## Monday, June 27, 2011

### Large scale logistic regression on multicore

A few days ago, I wrote about our new ICML paper, which discusses how to speed up L1 regularized loss (either LASSO or logistic regression) on multicore. The paper is a joint work with Joseph Bradley, Aapo Kyrola and Carlos Guestrin.

Today, we have released a parallel Matlab mex code here. The code was written by Aapo Kyrola, CMU.

To give some motivation why a parallel code is needed, I will give an example. In their paper: Kogan, S., Levin, D., Routledge, B.R., Sagi, J.S., and Smith, N.A. Predicting risk from financial reports with regression. In Human Language Tech.-NAACL, 2009. Kogan et. al gives and example on how to predict stock behavior by analyzing diagrams of words that appear in the report. The computational problem is that the data matrix is rather large: it is a sparse matrix of size 30465 x 216842  with 0.0575% of non-zeros.

We tried to compare to other efficient l1 algorithms, but the best performance (after our own method, shotgun) was obtained by Boyd's interior point method. The following Graph shows the running time:

Shotgun, is about x65 times faster than the interior point method. (All tests ran on an AMD processor using up to 8 Opteron 8384 cores (2.69 GHz)).

To make things worse, on the full data set of bigrams, (matrix of size 30465 x 5845762 ) we did not find even a single algorithm for comparison that could cope with the data magnitude. Shotgun crunched this dataset in 2000 seconds.

The following graphs summarize the properties of shotgun vs. 4 categories of datasets:
compressed sensing (Sparco), single pixel camera, sparse compressed images, and large sparse datasets.

Whenever the tickers are above the diagonal line, Shotgun is performing faster. The algorithms for comparison used are: Shooting, L1_LS, FPC_AS, GPSR_BB, Hard_l0, SpaRSA. Except of the single pixel camera datasets, shotgun performs better on all datasets. The worser performance is explained by the theoretical P* bound, which limits the number of processors to be used efficiently in parallel. For the single pixel camera dataset the bound is 3, so using 8 cores in parallel does not gain much, since only 3 of them are effective and the others actually hurt performance.

As always, comparison between algorithms should be taken with a grain of salt, since the termination conditions are different for each algorithm. But overall, shotgun has a significant speedup over competing methods.

Some comments we got from Alex Smola, Yahoo!

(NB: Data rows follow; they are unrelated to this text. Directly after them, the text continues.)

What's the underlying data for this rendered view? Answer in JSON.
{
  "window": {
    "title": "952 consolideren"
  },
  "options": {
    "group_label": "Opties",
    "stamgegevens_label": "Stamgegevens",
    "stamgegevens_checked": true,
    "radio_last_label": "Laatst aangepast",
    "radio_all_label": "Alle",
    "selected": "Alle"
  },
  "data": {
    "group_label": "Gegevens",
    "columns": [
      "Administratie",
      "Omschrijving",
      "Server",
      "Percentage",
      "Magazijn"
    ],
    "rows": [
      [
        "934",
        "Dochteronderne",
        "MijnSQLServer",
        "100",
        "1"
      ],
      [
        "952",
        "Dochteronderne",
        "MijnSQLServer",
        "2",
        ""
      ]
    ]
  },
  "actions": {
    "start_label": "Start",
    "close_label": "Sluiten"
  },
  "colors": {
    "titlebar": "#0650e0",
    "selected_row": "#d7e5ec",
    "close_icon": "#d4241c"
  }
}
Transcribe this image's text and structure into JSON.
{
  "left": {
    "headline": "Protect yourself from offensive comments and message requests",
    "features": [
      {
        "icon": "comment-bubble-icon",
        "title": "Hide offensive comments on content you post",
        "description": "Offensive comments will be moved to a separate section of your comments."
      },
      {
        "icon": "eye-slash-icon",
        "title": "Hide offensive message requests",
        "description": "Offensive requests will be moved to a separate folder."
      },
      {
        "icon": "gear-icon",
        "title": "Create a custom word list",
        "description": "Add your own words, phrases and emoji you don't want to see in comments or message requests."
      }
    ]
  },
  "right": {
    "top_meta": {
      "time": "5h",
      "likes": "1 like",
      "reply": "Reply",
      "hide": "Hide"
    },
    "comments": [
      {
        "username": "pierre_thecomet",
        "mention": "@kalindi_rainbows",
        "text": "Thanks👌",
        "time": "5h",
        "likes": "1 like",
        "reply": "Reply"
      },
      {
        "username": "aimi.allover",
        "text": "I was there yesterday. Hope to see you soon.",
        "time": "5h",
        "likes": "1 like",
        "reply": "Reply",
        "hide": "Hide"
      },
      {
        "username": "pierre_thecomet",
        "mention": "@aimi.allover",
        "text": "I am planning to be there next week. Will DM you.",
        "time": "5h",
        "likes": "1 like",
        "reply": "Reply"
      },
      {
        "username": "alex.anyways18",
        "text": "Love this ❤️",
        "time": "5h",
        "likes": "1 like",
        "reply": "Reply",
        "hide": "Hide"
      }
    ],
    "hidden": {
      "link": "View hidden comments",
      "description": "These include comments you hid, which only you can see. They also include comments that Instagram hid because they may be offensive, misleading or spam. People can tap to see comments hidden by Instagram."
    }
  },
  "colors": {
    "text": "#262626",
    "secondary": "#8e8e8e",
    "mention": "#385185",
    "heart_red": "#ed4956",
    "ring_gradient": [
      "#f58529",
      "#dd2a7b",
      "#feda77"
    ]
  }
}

Research:
a) you probably want to look at the Beck & Teboulle 2008 paper
http://iew3.technion.ac.il/~becka/papers/71654.pdf
the issue is that FISTA (yes, they named their algorithm this way ...) has O(1/T^2) convergence rather than O(1/T).

in fact, FISTA could be implemented in parallel rather trivially since all it needs is a subgradient. in fact, i guess you could even use noisy subgradient estimates initially where the noise is less than the accuracy penalty (this would be a simple application of concentration inequalities to get it done - that's _not_ in their paper but imho quite obvious).

also, the actual thresholding stage parallelizes very nicely, so it shouldn't be to hard to build overall.

b) you should be able to get some additional mileage from whitening the A^\top A matrix, at least with a diagonal preconditioner. that way you end up rescaling updates in accordance to their mutual interference. this should be quite helpful in particular since A will also give you some idea of the subspace generating the gradient, so things are effectively scaling like (A^\top A)^2 rather than (A\top A) when the gradient and the interference term are evaluated.

c) a slight wrinkle in your analysis is that you only look at expected improvement. while this is perfectly good for the purpose of getting an intuition of convergence and capturing most of the behavior, it doesn't quite suffice to _prove_ convergence without additional gymnastics (not sure whether the Shalev-Schwartz proof has it).

d) equation (10) probably has a spurious 1/2 factor on the rhs, or at least i can't see how you got it. it works out in the end since (8) is probably where it came from ...

e) you probably want to look at a partitioning which has small interference since ultimately you don't really need to draw from an independent selection distribution. for instance, imagine that you had a chain. in this case if you drew every third element you'd be safe (think of the chromatic engine in graphlab).

while this is generally not possible, it has the flavor of a jacobi-like approach to it. i.e. randomize over decompositions that minimize interactions, provided that the overall distribution sill picks each coordinate uniformly. this would work well e.g. in a graph.

Thanks Alex!